### INSTRUCTIONS FOR THE TASK
Every line below that holds the word "this" must be listed.
::::::::::
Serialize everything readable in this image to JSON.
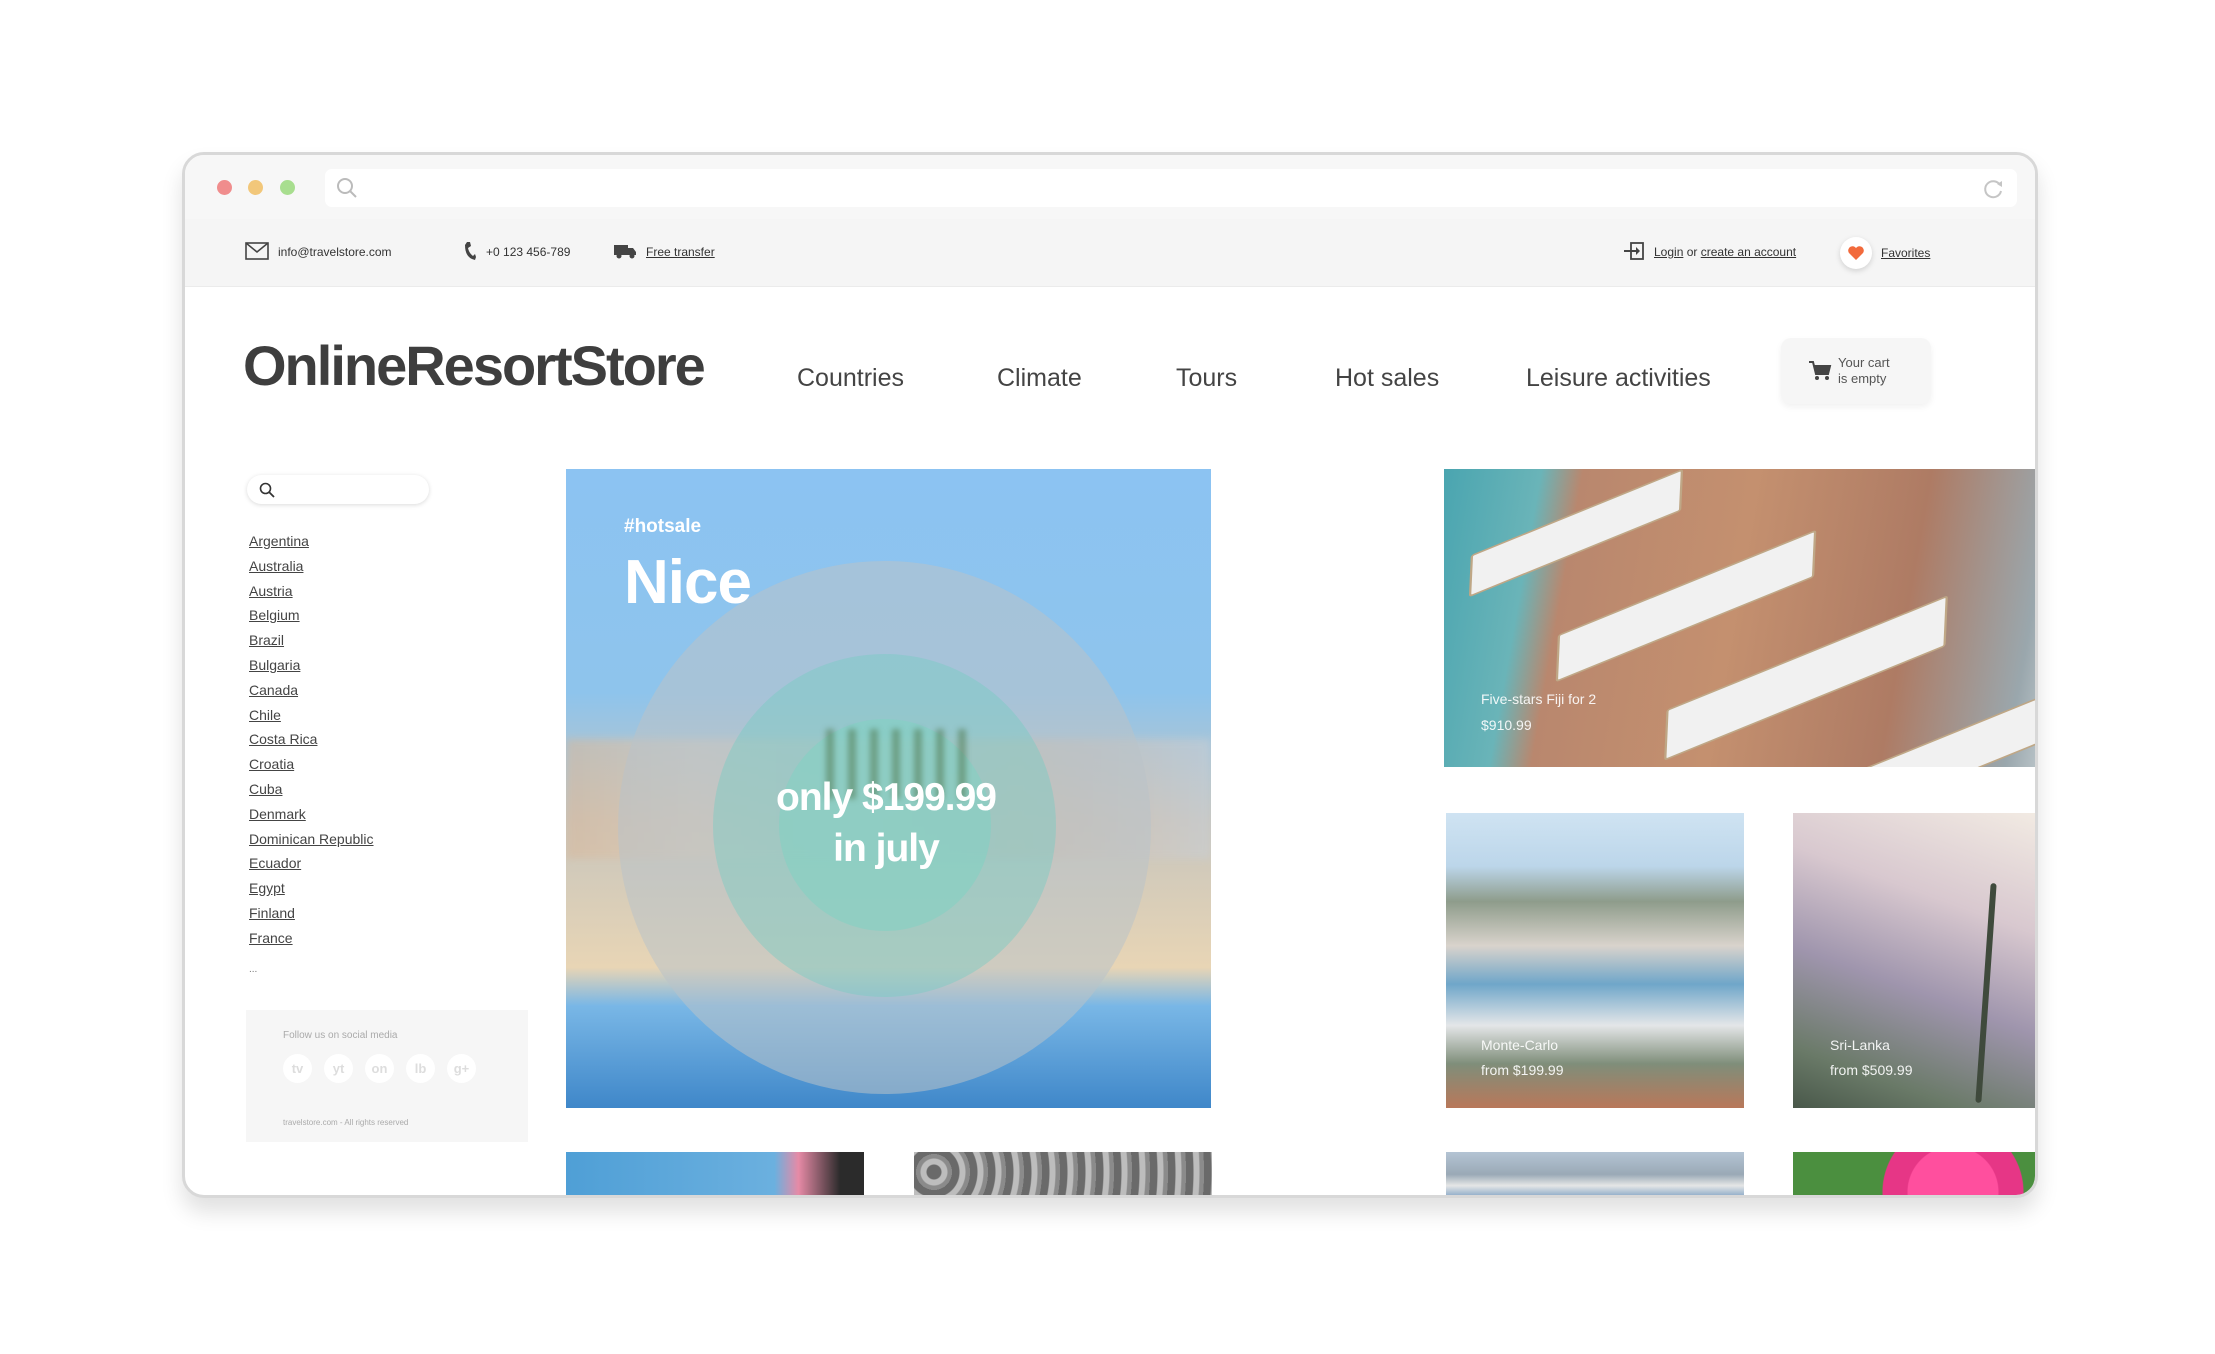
{
  "topbar": {
    "email": "info@travelstore.com",
    "phone": "+0 123 456-789",
    "transfer": "Free transfer",
    "login": "Login",
    "login_or": " or ",
    "create_account": "create an account",
    "favorites": "Favorites"
  },
  "header": {
    "logo": "OnlineResortStore",
    "nav": [
      "Countries",
      "Climate",
      "Tours",
      "Hot sales",
      "Leisure activities"
    ],
    "cart_line1": "Your cart",
    "cart_line2": "is empty"
  },
  "sidebar": {
    "countries": [
      "Argentina",
      "Australia",
      "Austria",
      "Belgium",
      "Brazil",
      "Bulgaria",
      "Canada",
      "Chile",
      "Costa Rica",
      "Croatia",
      "Cuba",
      "Denmark",
      "Dominican Republic",
      "Ecuador",
      "Egypt",
      "Finland",
      "France"
    ],
    "more": "...",
    "social_title": "Follow us on social media",
    "social": [
      "tv",
      "yt",
      "on",
      "lb",
      "g+"
    ],
    "copyright": "travelstore.com - All rights reserved"
  },
  "hero": {
    "tag": "#hotsale",
    "city": "Nice",
    "price_line1": "only $199.99",
    "price_line2": "in july"
  },
  "tiles": [
    {
      "title": "Five-stars Fiji for 2",
      "price": "$910.99"
    },
    {
      "title": "Monte-Carlo",
      "price": "from $199.99"
    },
    {
      "title": "Sri-Lanka",
      "price": "from $509.99"
    }
  ],
  "colors": {
    "favorites_heart": "#f26a3c",
    "dot_red": "#f08d8d",
    "dot_yellow": "#f2c77a",
    "dot_green": "#a8de8f"
  }
}
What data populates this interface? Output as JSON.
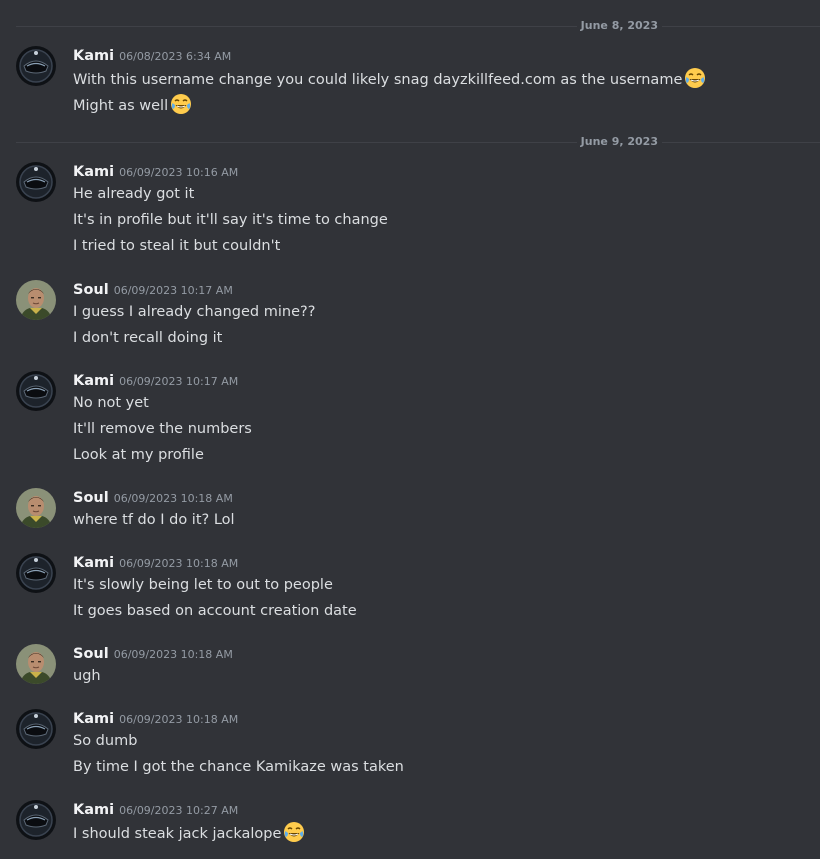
{
  "dividers": [
    "June 8, 2023",
    "June 9, 2023"
  ],
  "groups": [
    {
      "author": "Kami",
      "avatar": "helmet-avatar",
      "time": "06/08/2023 6:34 AM",
      "lines": [
        {
          "text": "With this username change you could likely snag dayzkillfeed.com as the username",
          "emoji": "joy-emoji"
        },
        {
          "text": "Might as well",
          "emoji": "joy-emoji"
        }
      ]
    },
    {
      "author": "Kami",
      "avatar": "helmet-avatar",
      "time": "06/09/2023 10:16 AM",
      "lines": [
        {
          "text": "He already got it"
        },
        {
          "text": "It's in profile but it'll say it's time to change"
        },
        {
          "text": "I tried to steal it but couldn't"
        }
      ]
    },
    {
      "author": "Soul",
      "avatar": "soldier-avatar",
      "time": "06/09/2023 10:17 AM",
      "lines": [
        {
          "text": "I guess I already changed mine??"
        },
        {
          "text": "I don't recall doing it"
        }
      ]
    },
    {
      "author": "Kami",
      "avatar": "helmet-avatar",
      "time": "06/09/2023 10:17 AM",
      "lines": [
        {
          "text": "No not yet"
        },
        {
          "text": "It'll remove the numbers"
        },
        {
          "text": "Look at my profile"
        }
      ]
    },
    {
      "author": "Soul",
      "avatar": "soldier-avatar",
      "time": "06/09/2023 10:18 AM",
      "lines": [
        {
          "text": "where tf do I do it? Lol"
        }
      ]
    },
    {
      "author": "Kami",
      "avatar": "helmet-avatar",
      "time": "06/09/2023 10:18 AM",
      "lines": [
        {
          "text": "It's slowly being let to out to people"
        },
        {
          "text": "It goes based on account creation date"
        }
      ]
    },
    {
      "author": "Soul",
      "avatar": "soldier-avatar",
      "time": "06/09/2023 10:18 AM",
      "lines": [
        {
          "text": "ugh"
        }
      ]
    },
    {
      "author": "Kami",
      "avatar": "helmet-avatar",
      "time": "06/09/2023 10:18 AM",
      "lines": [
        {
          "text": "So dumb"
        },
        {
          "text": "By time I got the chance Kamikaze was taken"
        }
      ]
    },
    {
      "author": "Kami",
      "avatar": "helmet-avatar",
      "time": "06/09/2023 10:27 AM",
      "lines": [
        {
          "text": "I should steak jack jackalope",
          "emoji": "joy-emoji"
        }
      ]
    }
  ],
  "colors": {
    "background": "#313338",
    "username": "#f2f3f5",
    "text": "#dbdee1",
    "muted": "#949ba4"
  }
}
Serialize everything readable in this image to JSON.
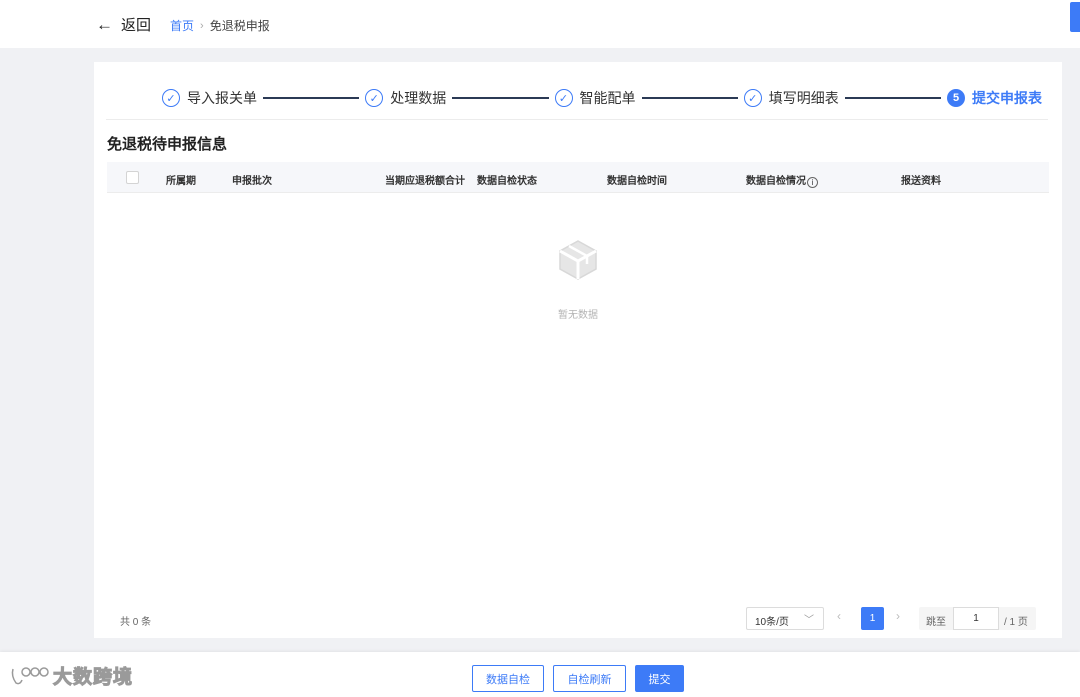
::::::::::
### TASK RESULT
Serialize everything readable in this image to JSON.
What data populates this interface? Output as JSON.
          "text": "With this username change you could likely snag dayzkillfeed.com as the username",
Serialize everything readable in this image to JSON.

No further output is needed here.